Serves 3-4

250g organic non-GMO firm tofu
80g pine nuts
1 tbsp dry sherry
1 tbsp gluten-free soy sauce
1 tbsp rice wine vinegar
4 tbsp gluten-free hoisin sauce (Ayam makes a good one)
1 tsp sriracha (more if you can handle heat)
1 tsp arrowroot flour
1/2 red onion, diced
3 garlic cloves, minced
1 thumb-sized piece of ginger, diced
2 carrots, diced
2 zucchinis, diced
100g green beans, diced
Gem lettuce, to serve
Thai basil, to serve

Preheat the oven to 200 degrees C.

Cut the tofu into 6-8 even-sized pieces and bake in the oven for 20 minutes.

While tofu is in the oven, gently toast the pine nuts in a wide-based saucepan. Set aside.

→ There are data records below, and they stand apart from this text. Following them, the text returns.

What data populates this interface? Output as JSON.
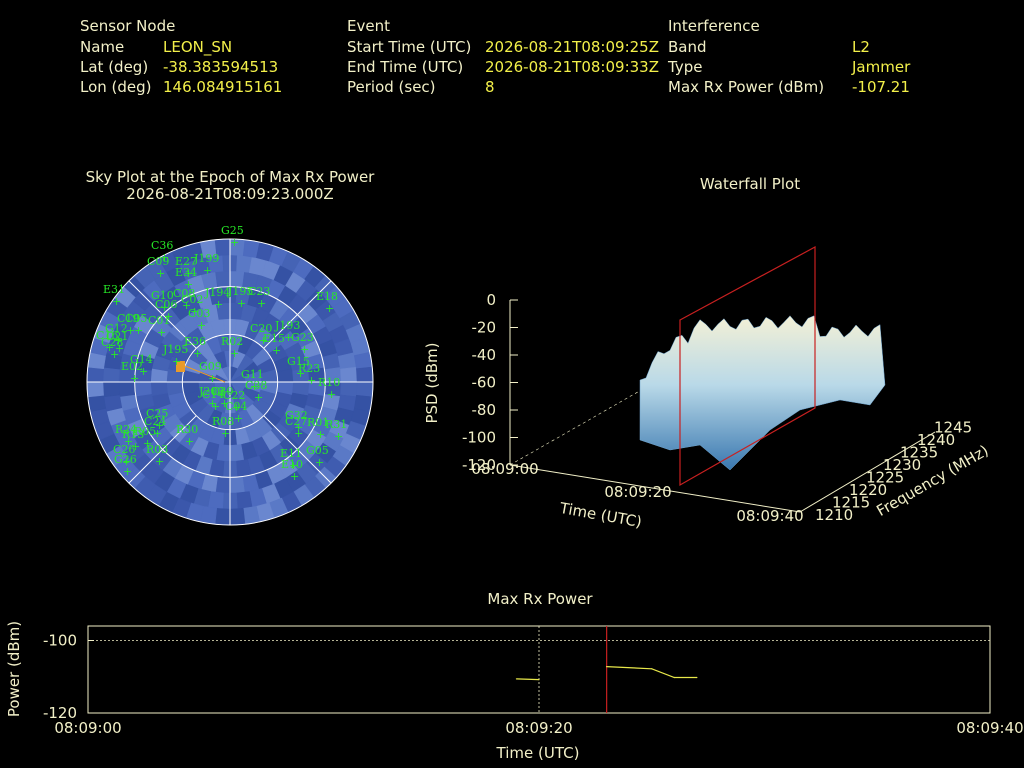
{
  "header": {
    "sensor": {
      "heading": "Sensor Node",
      "name_label": "Name",
      "name": "LEON_SN",
      "lat_label": "Lat (deg)",
      "lat": "-38.383594513",
      "lon_label": "Lon (deg)",
      "lon": "146.084915161"
    },
    "event": {
      "heading": "Event",
      "start_label": "Start Time (UTC)",
      "start": "2026-08-21T08:09:25Z",
      "end_label": "End Time (UTC)",
      "end": "2026-08-21T08:09:33Z",
      "period_label": "Period (sec)",
      "period": "8"
    },
    "interference": {
      "heading": "Interference",
      "band_label": "Band",
      "band": "L2",
      "type_label": "Type",
      "type": "Jammer",
      "max_label": "Max Rx Power (dBm)",
      "max": "-107.21"
    }
  },
  "sky": {
    "title": "Sky Plot at the Epoch of Max Rx Power",
    "subtitle": "2026-08-21T08:09:23.000Z",
    "satellites": [
      "G25",
      "C36",
      "C09",
      "E27",
      "J199",
      "E34",
      "E31",
      "E18",
      "G10",
      "C08",
      "C06",
      "C02",
      "J194",
      "J195",
      "C23",
      "C19",
      "C05",
      "C01",
      "C03",
      "G12",
      "C21",
      "C28",
      "C16",
      "C20",
      "J193",
      "E15",
      "G23",
      "E36",
      "R02",
      "G14",
      "J195",
      "G09",
      "E02",
      "G11",
      "C38",
      "J200",
      "C30",
      "G15",
      "R23",
      "R10",
      "C14",
      "C22",
      "C04",
      "C25",
      "C24",
      "R05",
      "R08",
      "G32",
      "C27",
      "R01",
      "R31",
      "R30",
      "R24",
      "R13",
      "C26",
      "R03",
      "G26",
      "E11",
      "G05",
      "E10"
    ]
  },
  "waterfall": {
    "title": "Waterfall Plot",
    "zlabel": "PSD (dBm)",
    "xlabel": "Time (UTC)",
    "ylabel": "Frequency (MHz)",
    "zticks": [
      "0",
      "-20",
      "-40",
      "-60",
      "-80",
      "-100",
      "-120"
    ],
    "xticks": [
      "08:09:00",
      "08:09:20",
      "08:09:40"
    ],
    "yticks": [
      "1210",
      "1215",
      "1220",
      "1225",
      "1230",
      "1235",
      "1240",
      "1245"
    ]
  },
  "chart_data": {
    "type": "line",
    "title": "Max Rx Power",
    "xlabel": "Time (UTC)",
    "ylabel": "Power (dBm)",
    "xticks": [
      "08:09:00",
      "08:09:20",
      "08:09:40"
    ],
    "yticks": [
      "-100",
      "-120"
    ],
    "xlim": [
      0,
      40
    ],
    "ylim": [
      -120,
      -96
    ],
    "grid": true,
    "series": [
      {
        "values": [
          {
            "x": 19.0,
            "y": -110.6
          },
          {
            "x": 20.0,
            "y": -110.8
          }
        ],
        "color": "#e8e84a"
      },
      {
        "values": [
          {
            "x": 23.0,
            "y": -107.2
          },
          {
            "x": 25.0,
            "y": -107.8
          },
          {
            "x": 26.0,
            "y": -110.2
          },
          {
            "x": 27.0,
            "y": -110.2
          }
        ],
        "color": "#e8e84a"
      }
    ],
    "event_marker_x": 23.0,
    "current_marker_x": 20.0
  }
}
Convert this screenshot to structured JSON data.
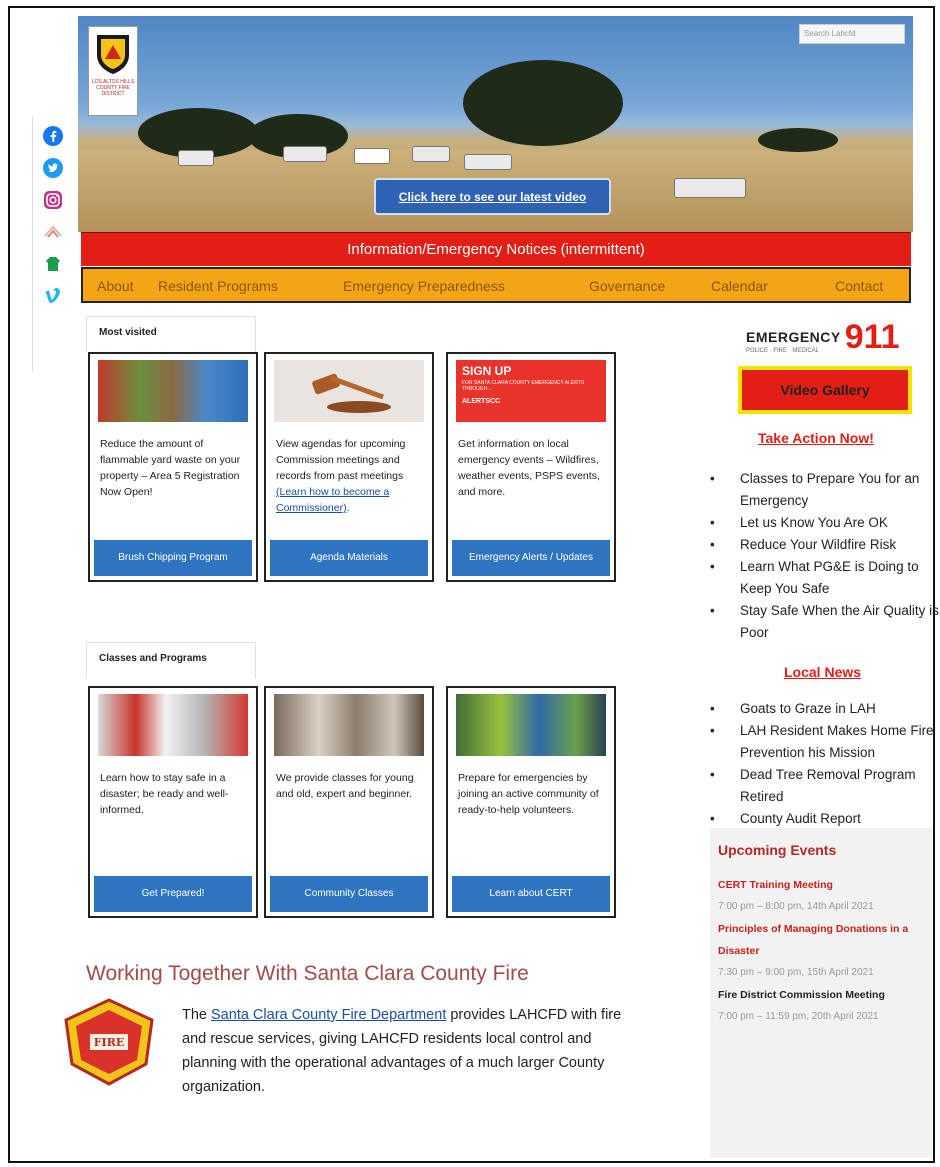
{
  "search": {
    "placeholder": "Search Lahcfd"
  },
  "hero": {
    "video_button": "Click here to see our latest video"
  },
  "notice": {
    "text": "Information/Emergency Notices (intermittent)"
  },
  "nav": [
    "About",
    "Resident Programs",
    "Emergency Preparedness",
    "Governance",
    "Calendar",
    "Contact"
  ],
  "social": [
    "facebook-icon",
    "twitter-icon",
    "instagram-icon",
    "nextdoor-icon",
    "website-icon",
    "vimeo-icon"
  ],
  "most_visited": {
    "title": "Most visited",
    "cards": [
      {
        "text": "Reduce the amount of flammable yard waste on your property – Area 5 Registration Now Open!",
        "button": "Brush Chipping Program"
      },
      {
        "text_before": "View agendas for upcoming Commission meetings and records from past meetings ",
        "link": "(Learn how to become a Commissioner)",
        "text_after": ".",
        "button": "Agenda Materials"
      },
      {
        "banner_title": "SIGN UP",
        "banner_sub": "FOR SANTA CLARA COUNTY EMERGENCY ALERTS THROUGH...",
        "banner_brand": "ALERTSCC",
        "text": "Get information on local emergency events – Wildfires, weather events, PSPS events, and more.",
        "button": "Emergency Alerts / Updates"
      }
    ]
  },
  "classes": {
    "title": "Classes and Programs",
    "cards": [
      {
        "text": "Learn how to stay safe in a disaster; be ready and well-informed.",
        "button": "Get Prepared!"
      },
      {
        "text": "We provide classes for young and old, expert and beginner.",
        "button": "Community Classes"
      },
      {
        "text": "Prepare for emergencies by joining an active community of ready-to-help volunteers.",
        "button": "Learn about CERT"
      }
    ]
  },
  "fire": {
    "heading": "Working Together With Santa Clara County Fire",
    "text_before": "The ",
    "link": "Santa Clara County Fire Department",
    "text_after": " provides LAHCFD with fire and rescue services, giving LAHCFD residents local control and planning with the operational advantages of a much larger County organization."
  },
  "sidebar": {
    "emergency_word": "EMERGENCY",
    "emergency_number": "911",
    "emergency_sub": "POLICE · FIRE · MEDICAL",
    "video_gallery": "Video Gallery",
    "take_action_title": "Take Action Now!",
    "take_action": [
      "Classes to Prepare You for an Emergency",
      "Let us Know You Are OK",
      "Reduce Your Wildfire Risk",
      "Learn What PG&E is Doing to Keep You Safe",
      "Stay Safe When the Air Quality is Poor"
    ],
    "local_news_title": "Local News",
    "local_news": [
      "Goats to Graze in LAH",
      "LAH Resident Makes Home Fire Prevention his Mission",
      "Dead Tree Removal Program Retired",
      "County Audit Report"
    ],
    "events_title": "Upcoming Events",
    "events": [
      {
        "title": "CERT Training Meeting",
        "when": "7:00 pm – 8:00 pm, 14th April 2021",
        "red": true
      },
      {
        "title": "Principles of Managing Donations in a Disaster",
        "when": "7:30 pm – 9:00 pm, 15th April 2021",
        "red": true
      },
      {
        "title": "Fire District Commission Meeting",
        "when": "7:00 pm – 11:59 pm, 20th April 2021",
        "red": false
      }
    ]
  },
  "colors": {
    "notice_red": "#e31e17",
    "nav_orange": "#f4a414",
    "cta_blue": "#2f74bf",
    "heading_red": "#a34b48"
  }
}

Add dry sherry, soy sauce, rice wine vinegar, hoisin sauce and sriracha into a small bowl and whisk. Add arrowroot and mix until combined. Set aside.

Remove tofu from oven and let cool. Once cooled, use your hands to break up/crumble the tofu.

Heat some oil in a saucepan and add the onions. Saute for 10 minutes before adding the garlic and ginger. Once browned and fragrant, add carrot, zucchini and green beans and cook a further 5-8 minutes.

Add the tofu crumbles and pine nuts before adding the sauce ingredients to the pan. Cook until sauce thickens – approx. 5 minutes.

Serve in lettuce leaves with fresh Thai basil.